I remember I had to go down to the basement of the hospital to do some kind of treatment and I didn’t like the smell of the chemical of medicine that I needed to take, but I did it anyways because the doctor said “You need this.” I still remember asking one doctor if I needed surgery and the doctor said no. I said “Phew!” in my mind. Well again the doctor lied to me. I needed surgery. It had something to do with my liver. They were taking a piece of it for examination. I can still remember that one kid who was in that operating room looked at me and said, “I got to see what they did to you.” In my mind I was shocked that someone was watching me get this surgery done. When I was young, I was frightened about going to the hospital because I was never sure what was happening.

I hope you find this helpful to both of you. Mom and Dad, I have kept this in me for a long time and I thought finally maybe it is time I tell my side of the story to you both so you can see for yourself what I went through before you guys adopted me.

This was not easy to write. It was hard so I thought it would be better to type it out. It would be really hard to tell you this in person.

You are amazing parents to me I am sorry that I have kept this from you. I kept it hidden in me for a long time. So why now tell you this? Because the Residential School thing finally got me. The first week was so hard for me. I just kept it to myself that week. If you want you can definitely share this story with people. You don’t need to ask me I am giving my permission.Love you both I hope you understand this.

Your son Petya Lowes
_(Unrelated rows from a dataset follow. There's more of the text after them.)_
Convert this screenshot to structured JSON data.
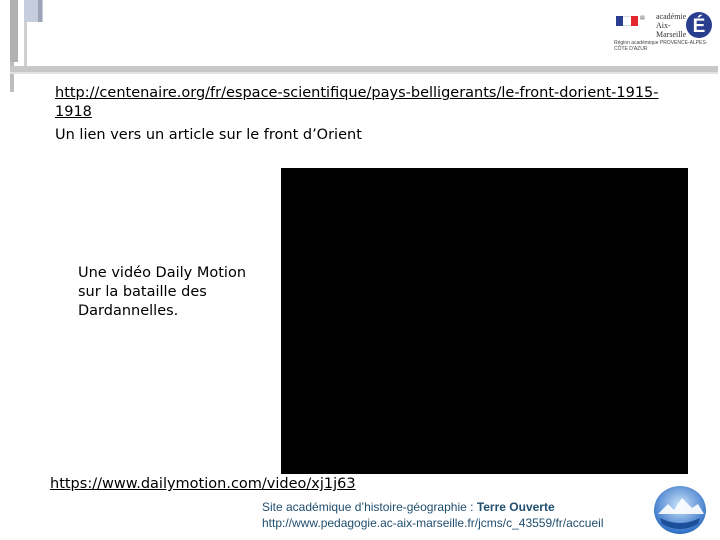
{
  "slide": {
    "link1_url": "http://centenaire.org/fr/espace-scientifique/pays-belligerants/le-front-dorient-1915-1918",
    "link1_description": "Un lien vers un article sur le front d’Orient",
    "video_description": "Une vidéo Daily Motion sur la bataille des Dardannelles.",
    "link2_url": "https://www.dailymotion.com/video/xj1j63"
  },
  "header": {
    "logo_academie": "académie Aix-Marseille",
    "logo_region": "Région académique PROVENCE-ALPES-CÔTE D'AZUR",
    "flag_colors": [
      "#2a3e8f",
      "#ffffff",
      "#e2262c"
    ]
  },
  "footer": {
    "site_prefix": "Site académique d’histoire-géographie : ",
    "site_name": "Terre Ouverte",
    "site_url": "http://www.pedagogie.ac-aix-marseille.fr/jcms/c_43559/fr/accueil"
  },
  "colors": {
    "footer_text": "#1f4e6e",
    "video_bg": "#000000"
  }
}
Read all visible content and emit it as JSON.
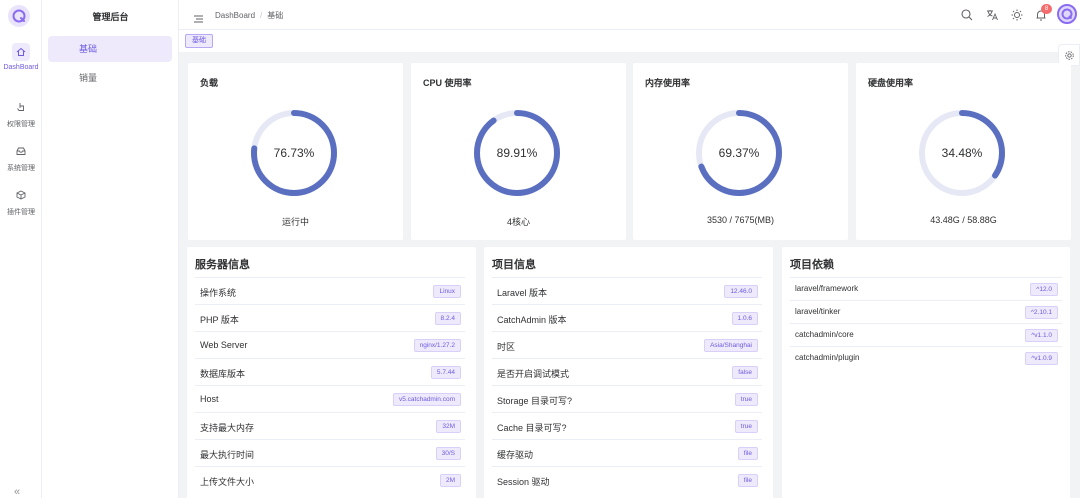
{
  "sidebar": {
    "items": [
      {
        "label": "DashBoard",
        "icon": "home-icon"
      },
      {
        "label": "权限管理",
        "icon": "pointer-icon"
      },
      {
        "label": "系统管理",
        "icon": "inbox-icon"
      },
      {
        "label": "插件管理",
        "icon": "plugin-icon"
      }
    ]
  },
  "subnav": {
    "title": "管理后台",
    "items": [
      {
        "label": "基础"
      },
      {
        "label": "销量"
      }
    ]
  },
  "header": {
    "breadcrumb": [
      "DashBoard",
      "基础"
    ],
    "breadcrumb_sep": "/",
    "notification_count": "8"
  },
  "tags": {
    "active": "基础"
  },
  "stats": [
    {
      "title": "负载",
      "value": "76.73%",
      "percent": 76.73,
      "sub": "运行中"
    },
    {
      "title": "CPU 使用率",
      "value": "89.91%",
      "percent": 89.91,
      "sub": "4核心"
    },
    {
      "title": "内存使用率",
      "value": "69.37%",
      "percent": 69.37,
      "sub": "3530 / 7675(MB)"
    },
    {
      "title": "硬盘使用率",
      "value": "34.48%",
      "percent": 34.48,
      "sub": "43.48G / 58.88G"
    }
  ],
  "server_info": {
    "title": "服务器信息",
    "rows": [
      {
        "k": "操作系统",
        "v": "Linux"
      },
      {
        "k": "PHP 版本",
        "v": "8.2.4"
      },
      {
        "k": "Web Server",
        "v": "nginx/1.27.2"
      },
      {
        "k": "数据库版本",
        "v": "5.7.44"
      },
      {
        "k": "Host",
        "v": "v5.catchadmin.com"
      },
      {
        "k": "支持最大内存",
        "v": "32M"
      },
      {
        "k": "最大执行时间",
        "v": "30/S"
      },
      {
        "k": "上传文件大小",
        "v": "2M"
      }
    ]
  },
  "project_info": {
    "title": "项目信息",
    "rows": [
      {
        "k": "Laravel 版本",
        "v": "12.46.0"
      },
      {
        "k": "CatchAdmin 版本",
        "v": "1.0.6"
      },
      {
        "k": "时区",
        "v": "Asia/Shanghai"
      },
      {
        "k": "是否开启调试模式",
        "v": "false"
      },
      {
        "k": "Storage 目录可写?",
        "v": "true"
      },
      {
        "k": "Cache 目录可写?",
        "v": "true"
      },
      {
        "k": "缓存驱动",
        "v": "file"
      },
      {
        "k": "Session 驱动",
        "v": "file"
      }
    ]
  },
  "dependencies": {
    "title": "项目依赖",
    "rows": [
      {
        "k": "laravel/framework",
        "v": "^12.0"
      },
      {
        "k": "laravel/tinker",
        "v": "^2.10.1"
      },
      {
        "k": "catchadmin/core",
        "v": "^v1.1.0"
      },
      {
        "k": "catchadmin/plugin",
        "v": "^v1.0.9"
      }
    ]
  },
  "colors": {
    "accent": "#6f5be0",
    "gauge": "#5b6fc0",
    "gauge_track": "#e6e9f5"
  }
}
The night when we went to see the movie Indian Horse, after the movie you guys started asking me questions. I was saddened by what I saw. It was really hard on me. I can still remember both of you being very quiet. I knew you guys were feeling my pain.